About this task:
Your answer should be one number: how many lines below have the word "Compatible".

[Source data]
━━━━━━━━━━
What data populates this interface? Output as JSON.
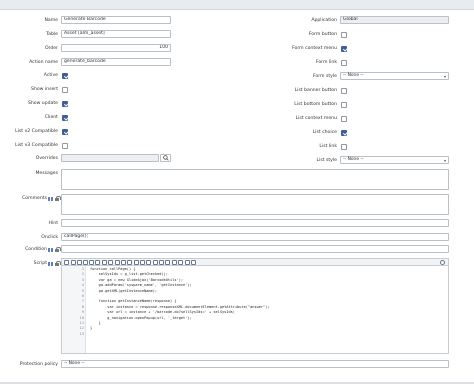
{
  "form": {
    "name_label": "Name",
    "name_value": "Generate Barcode",
    "table_label": "Table",
    "table_value": "Asset [alm_asset]",
    "order_label": "Order",
    "order_value": "100",
    "action_name_label": "Action name",
    "action_name_value": "generate_barcode",
    "active_label": "Active",
    "active_checked": true,
    "show_insert_label": "Show insert",
    "show_insert_checked": false,
    "show_update_label": "Show update",
    "show_update_checked": true,
    "client_label": "Client",
    "client_checked": true,
    "list_v2_label": "List v2 Compatible",
    "list_v2_checked": true,
    "list_v3_label": "List v3 Compatible",
    "list_v3_checked": false,
    "overrides_label": "Overrides",
    "overrides_value": "",
    "messages_label": "Messages",
    "comments_label": "Comments",
    "hint_label": "Hint",
    "onclick_label": "Onclick",
    "onclick_value": "callPage();",
    "condition_label": "Condition",
    "script_label": "Script",
    "protection_label": "Protection policy",
    "protection_value": "-- None --"
  },
  "right": {
    "application_label": "Application",
    "application_value": "Global",
    "form_button_label": "Form button",
    "form_button_checked": false,
    "form_context_label": "Form context menu",
    "form_context_checked": true,
    "form_link_label": "Form link",
    "form_link_checked": false,
    "form_style_label": "Form style",
    "form_style_value": "-- None --",
    "list_banner_label": "List banner button",
    "list_banner_checked": false,
    "list_bottom_label": "List bottom button",
    "list_bottom_checked": false,
    "list_context_label": "List context menu",
    "list_context_checked": false,
    "list_choice_label": "List choice",
    "list_choice_checked": true,
    "list_link_label": "List link",
    "list_link_checked": false,
    "list_style_label": "List style",
    "list_style_value": "-- None --"
  },
  "script": {
    "lines": [
      "function callPage() {",
      "    selSysIds = g_list.getChecked();",
      "    var ga = new GlideAjax('BarcodeUtils');",
      "    ga.addParam('sysparm_name', 'getInstance');",
      "    ga.getXML(getInstanceName);",
      "",
      "    function getInstanceName(response) {",
      "        var instance = response.responseXML.documentElement.getAttribute(\"answer\");",
      "        var url = instance + '/barcode.do?sellSysIds=' + selSysIds;",
      "        g_navigation.openPopup(url, '_target');",
      "    }",
      "}",
      ""
    ],
    "line_numbers": [
      "1",
      "2",
      "3",
      "4",
      "5",
      "6",
      "7",
      "8",
      "9",
      "10",
      "11",
      "12",
      "13"
    ]
  },
  "icons": {
    "search": "search-icon",
    "book": "book-icon",
    "lock": "lock-icon"
  },
  "colors": {
    "accent": "#3f5f99",
    "field_border": "#b9c0c8",
    "topbar": "#e8ebf0"
  }
}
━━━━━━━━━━
Result for this exercise:
2